There is Still Planting to be Had!!

Discover a new perennial grass that could add some texture to your garden! Keep reading.

Find out what we have left growing for you! Keep reading.


Growing Fall Color

By Christina Timm

Fall is a wonderful time of warm, rich colors. From perennials to shrubs to trees it isn’t hard to find a plant that provides the fall color everyone enjoys. Listed below are a few perennials, shrubs, and trees that can be planted and enjoyed for this fall season. All these plants are hardy to withstand Minnesota winters with the proper care and acclimation to your yard. With any new perennial, be sure to water thoroughly during its first year in your yard to ensure optimal root growth. Be sure to keep up on pruning and deadheading to inspire healthy foliage and new growth. Each plant is different, so be sure to talk to a garden center team member to ensure the best health of your plant. For help call 763-420-4400.


Minnesota Hardy Mum

We are offering 9 different varieties of Minnesota hardy mums. Thinking about adding a mum to your garden? Right now is the best time to plant mums. For the best quality mum be sure to plant 18-24 inches apart and provide a decent amount of sun. The mum is known for their mass of showy color for the fall season.


Perennial Rudbeckia

The perennial Rudbeckia can add a pop of gold in your garden. Also known as Black-Eyed Susan for its black centers and yellow petals, this plant blooms from mid-summer well into fall. The Rudbeckia is best planted in full sun to part sun and can be used as a back drop, providing height in your perennial garden.


Hardy Asters

Hardy Asters are wonderful additions by adding fall color with their sturdy structure. The bright pink bloom is a welcome contrast against yellows and oranges. The Aster thrives on the sun and achieves a max height of 15”. It is a very dependable fall plant and easy to grow.



Ninebark - ‘Lemon Candy’

This particular Ninebark is known for its bright chartreuse foliage that complements the warm colors of fall. This shrub matures into a compact, rounded shape providing symmetry. This sun-loving shrub is covered with white blooms in the summer and holds its bright green foliage from spring to fall.


Weigela - Tuxedo

The Weigela Tuxedo is known for its dark purple foliage contrasting well with fall golds and yellows. This compact shrub only reaches about 3’ in height and is great in a smaller area. This Weigela likes sun and is covered with white, bell-shaped flowers that stand out from its foliage.


Champlain Rose

The Champlain Rose is known for its hardy and disease-resistant nature.

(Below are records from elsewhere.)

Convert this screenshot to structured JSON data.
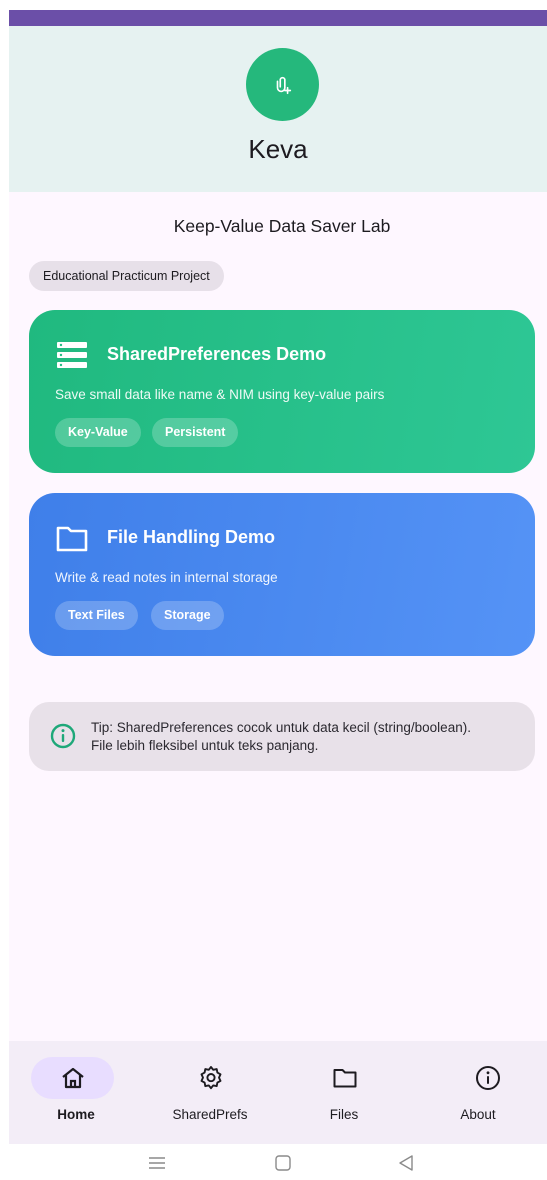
{
  "app": {
    "name": "Keva",
    "lab_title": "Keep-Value Data Saver Lab",
    "project_chip": "Educational Practicum Project"
  },
  "cards": [
    {
      "title": "SharedPreferences Demo",
      "description": "Save small data like name & NIM using key-value pairs",
      "tags": [
        "Key-Value",
        "Persistent"
      ],
      "icon": "list-icon",
      "color": "#25bd84"
    },
    {
      "title": "File Handling Demo",
      "description": "Write & read notes in internal storage",
      "tags": [
        "Text Files",
        "Storage"
      ],
      "icon": "folder-icon",
      "color": "#4a8af1"
    }
  ],
  "tip": {
    "line1": "Tip: SharedPreferences cocok untuk data kecil (string/boolean).",
    "line2": "File lebih fleksibel untuk teks panjang.",
    "icon": "info-icon"
  },
  "bottom_nav": [
    {
      "label": "Home",
      "icon": "home-icon",
      "active": true
    },
    {
      "label": "SharedPrefs",
      "icon": "settings-gear-icon",
      "active": false
    },
    {
      "label": "Files",
      "icon": "folder-icon",
      "active": false
    },
    {
      "label": "About",
      "icon": "info-icon",
      "active": false
    }
  ],
  "colors": {
    "primary_purple": "#6b4fa8",
    "accent_green": "#25b87c",
    "accent_blue": "#4a8af1",
    "background": "#fef7ff"
  }
}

The bold, double red bloom is a great way to add a pop of rich color for fall. This rose blooms throughout the summer and reaches about 3’ in full sun.

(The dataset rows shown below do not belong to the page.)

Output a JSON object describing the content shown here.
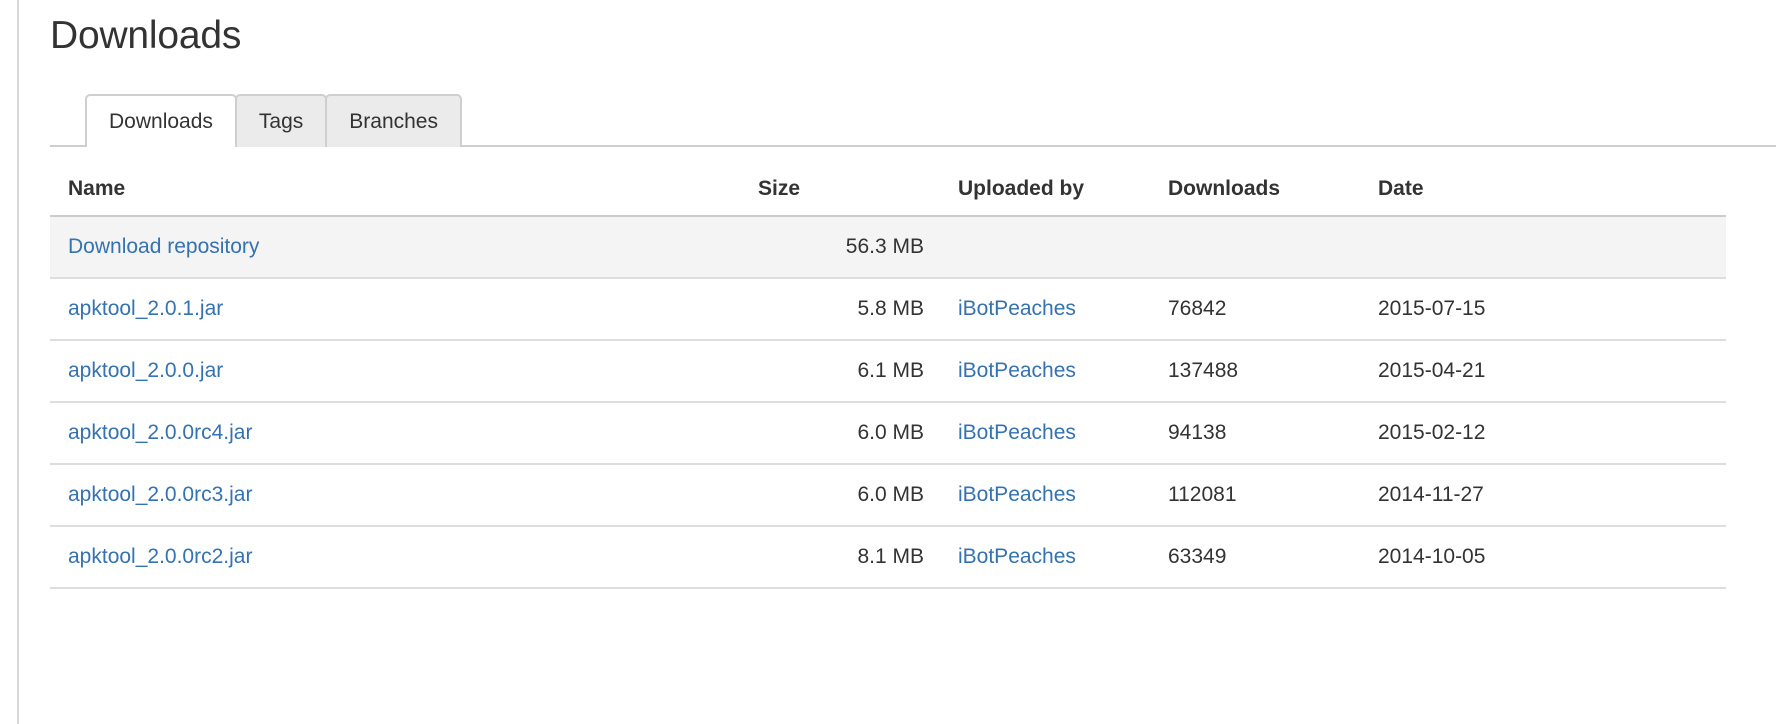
{
  "page": {
    "title": "Downloads"
  },
  "tabs": [
    {
      "label": "Downloads",
      "active": true
    },
    {
      "label": "Tags",
      "active": false
    },
    {
      "label": "Branches",
      "active": false
    }
  ],
  "table": {
    "columns": {
      "name": "Name",
      "size": "Size",
      "uploaded_by": "Uploaded by",
      "downloads": "Downloads",
      "date": "Date"
    },
    "rows": [
      {
        "name": "Download repository",
        "size": "56.3 MB",
        "uploaded_by": "",
        "downloads": "",
        "date": "",
        "highlight": true
      },
      {
        "name": "apktool_2.0.1.jar",
        "size": "5.8 MB",
        "uploaded_by": "iBotPeaches",
        "downloads": "76842",
        "date": "2015-07-15",
        "highlight": false
      },
      {
        "name": "apktool_2.0.0.jar",
        "size": "6.1 MB",
        "uploaded_by": "iBotPeaches",
        "downloads": "137488",
        "date": "2015-04-21",
        "highlight": false
      },
      {
        "name": "apktool_2.0.0rc4.jar",
        "size": "6.0 MB",
        "uploaded_by": "iBotPeaches",
        "downloads": "94138",
        "date": "2015-02-12",
        "highlight": false
      },
      {
        "name": "apktool_2.0.0rc3.jar",
        "size": "6.0 MB",
        "uploaded_by": "iBotPeaches",
        "downloads": "112081",
        "date": "2014-11-27",
        "highlight": false
      },
      {
        "name": "apktool_2.0.0rc2.jar",
        "size": "8.1 MB",
        "uploaded_by": "iBotPeaches",
        "downloads": "63349",
        "date": "2014-10-05",
        "highlight": false
      }
    ]
  },
  "colors": {
    "link": "#3572b0",
    "text": "#333333",
    "row_highlight": "#f4f4f4",
    "tab_inactive": "#ebebeb",
    "border": "#cccccc"
  }
}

Quick Fire Hydrangea Tree

The Quick Fire Hydrangea tree is known for its compact, ornamental tree form. With rusty pink blooms and bright green foliage, it provides warm tones during the fall season. This tree achieves about 8’ and does best in full sun.

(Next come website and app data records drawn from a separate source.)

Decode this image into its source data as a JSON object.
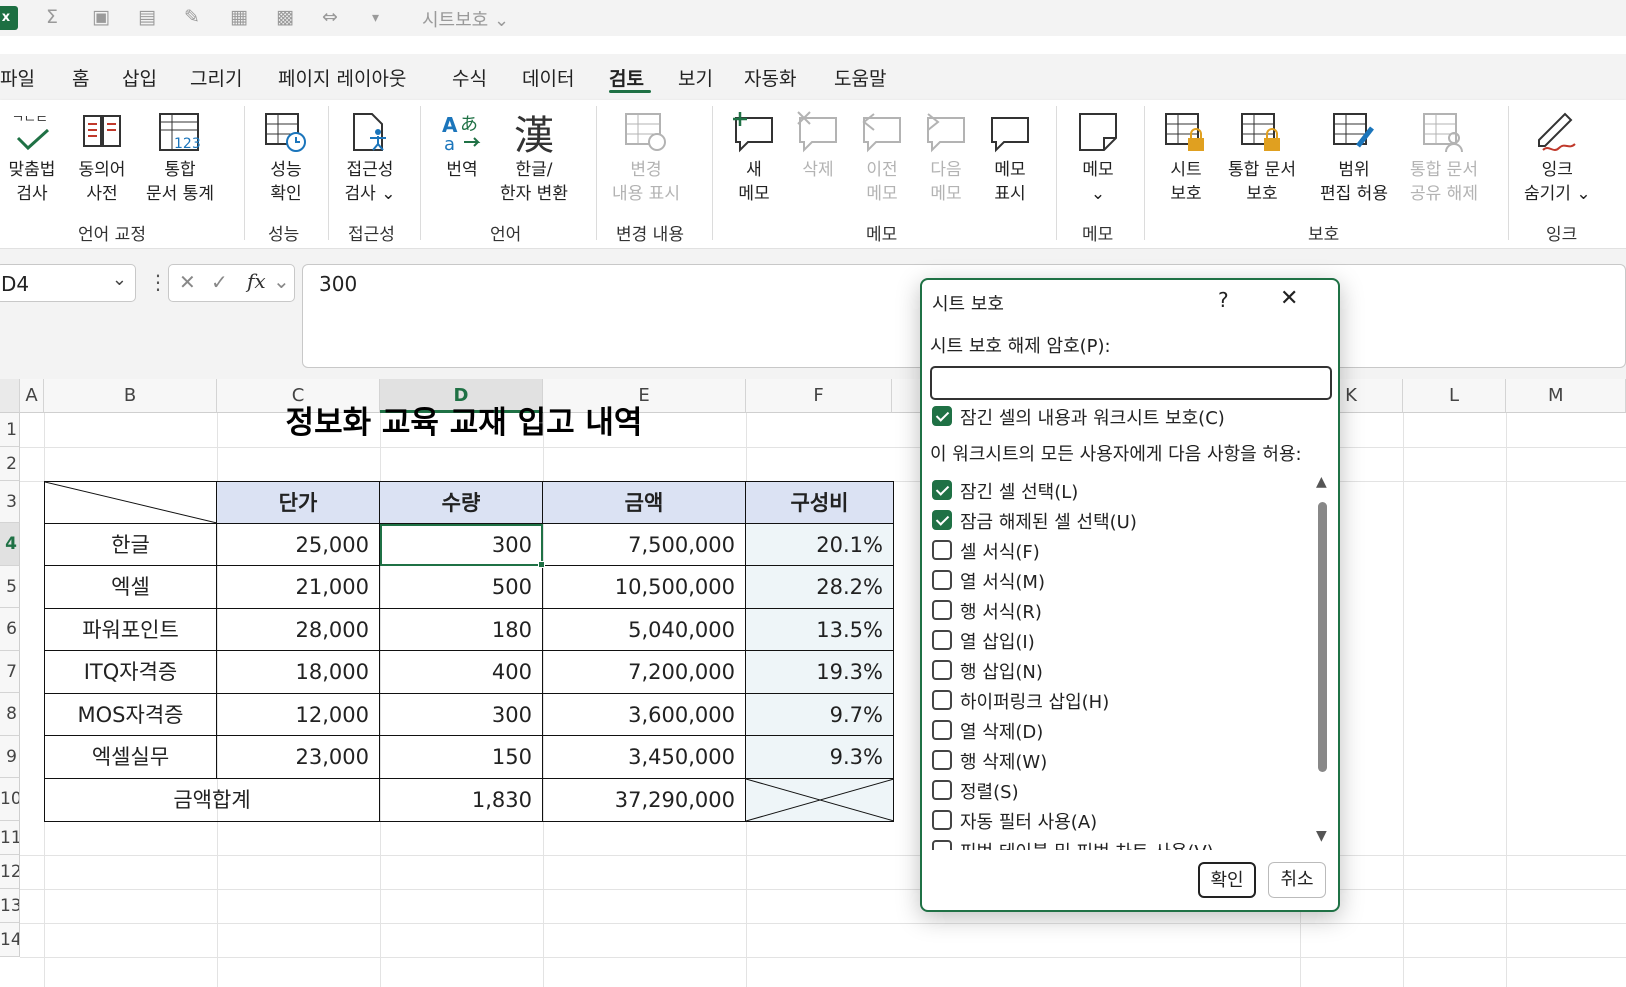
{
  "qat": {
    "title": "시트보호"
  },
  "tabs": [
    "파일",
    "홈",
    "삽입",
    "그리기",
    "페이지 레이아웃",
    "수식",
    "데이터",
    "검토",
    "보기",
    "자동화",
    "도움말"
  ],
  "active_tab": "검토",
  "ribbon": {
    "buttons": {
      "spell": "맞춤법\n검사",
      "thesaurus": "동의어\n사전",
      "stats": "통합\n문서 통계",
      "perf": "성능\n확인",
      "access": "접근성\n검사 ⌄",
      "translate": "번역",
      "hanja": "한글/\n한자 변환",
      "track": "변경\n내용 표시",
      "newnote": "새\n메모",
      "delete": "삭제",
      "prev": "이전\n메모",
      "next": "다음\n메모",
      "show": "메모\n표시",
      "memo": "메모\n⌄",
      "protsheet": "시트\n보호",
      "protwb": "통합 문서\n보호",
      "range": "범위\n편집 허용",
      "unshare": "통합 문서\n공유 해제",
      "ink": "잉크\n숨기기 ⌄"
    },
    "groups": {
      "proof": "언어 교정",
      "perf": "성능",
      "access": "접근성",
      "lang": "언어",
      "changes": "변경 내용",
      "notes": "메모",
      "memo": "메모",
      "protect": "보호",
      "ink": "잉크"
    }
  },
  "formula_bar": {
    "name_box": "D4",
    "formula": "300"
  },
  "columns": [
    "A",
    "B",
    "C",
    "D",
    "E",
    "F",
    "K",
    "L",
    "M"
  ],
  "rows": [
    "1",
    "2",
    "3",
    "4",
    "5",
    "6",
    "7",
    "8",
    "9",
    "10",
    "11",
    "12",
    "13",
    "14"
  ],
  "sheet": {
    "title": "정보화 교육 교재 입고 내역",
    "headers": [
      "단가",
      "수량",
      "금액",
      "구성비"
    ],
    "data": [
      [
        "한글",
        "25,000",
        "300",
        "7,500,000",
        "20.1%"
      ],
      [
        "엑셀",
        "21,000",
        "500",
        "10,500,000",
        "28.2%"
      ],
      [
        "파워포인트",
        "28,000",
        "180",
        "5,040,000",
        "13.5%"
      ],
      [
        "ITQ자격증",
        "18,000",
        "400",
        "7,200,000",
        "19.3%"
      ],
      [
        "MOS자격증",
        "12,000",
        "300",
        "3,600,000",
        "9.7%"
      ],
      [
        "엑셀실무",
        "23,000",
        "150",
        "3,450,000",
        "9.3%"
      ]
    ],
    "total": {
      "label": "금액합계",
      "qty": "1,830",
      "amount": "37,290,000"
    }
  },
  "dialog": {
    "title": "시트 보호",
    "help": "?",
    "password_label": "시트 보호 해제 암호(P):",
    "password_value": "",
    "protect_contents": "잠긴 셀의 내용과 워크시트 보호(C)",
    "protect_contents_checked": true,
    "allow_label": "이 워크시트의 모든 사용자에게 다음 사항을 허용:",
    "options": [
      {
        "label": "잠긴 셀 선택(L)",
        "checked": true
      },
      {
        "label": "잠금 해제된 셀 선택(U)",
        "checked": true
      },
      {
        "label": "셀 서식(F)",
        "checked": false
      },
      {
        "label": "열 서식(M)",
        "checked": false
      },
      {
        "label": "행 서식(R)",
        "checked": false
      },
      {
        "label": "열 삽입(I)",
        "checked": false
      },
      {
        "label": "행 삽입(N)",
        "checked": false
      },
      {
        "label": "하이퍼링크 삽입(H)",
        "checked": false
      },
      {
        "label": "열 삭제(D)",
        "checked": false
      },
      {
        "label": "행 삭제(W)",
        "checked": false
      },
      {
        "label": "정렬(S)",
        "checked": false
      },
      {
        "label": "자동 필터 사용(A)",
        "checked": false
      },
      {
        "label": "피벗 테이블 및 피벗 차트 사용(V)",
        "checked": false
      }
    ],
    "ok": "확인",
    "cancel": "취소"
  },
  "colors": {
    "accent": "#1f7145",
    "header_fill": "#dbe2f3",
    "ratio_fill": "#eef5f8"
  }
}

Technito Arborvitae

The Technito Arborvitae is great because of its dark green, dense foliage. The soft texture of its foliage creates a delicate yet full backdrop for fall-blooming perennials. Provided with the right amount of sunlight this Arborvitae can reach 10’ tall.


Check out what’s new in our garden center. Our fall collection of plant material is here! Pumpkins and gourds are now available. Straw bales and cornstalks soon to come!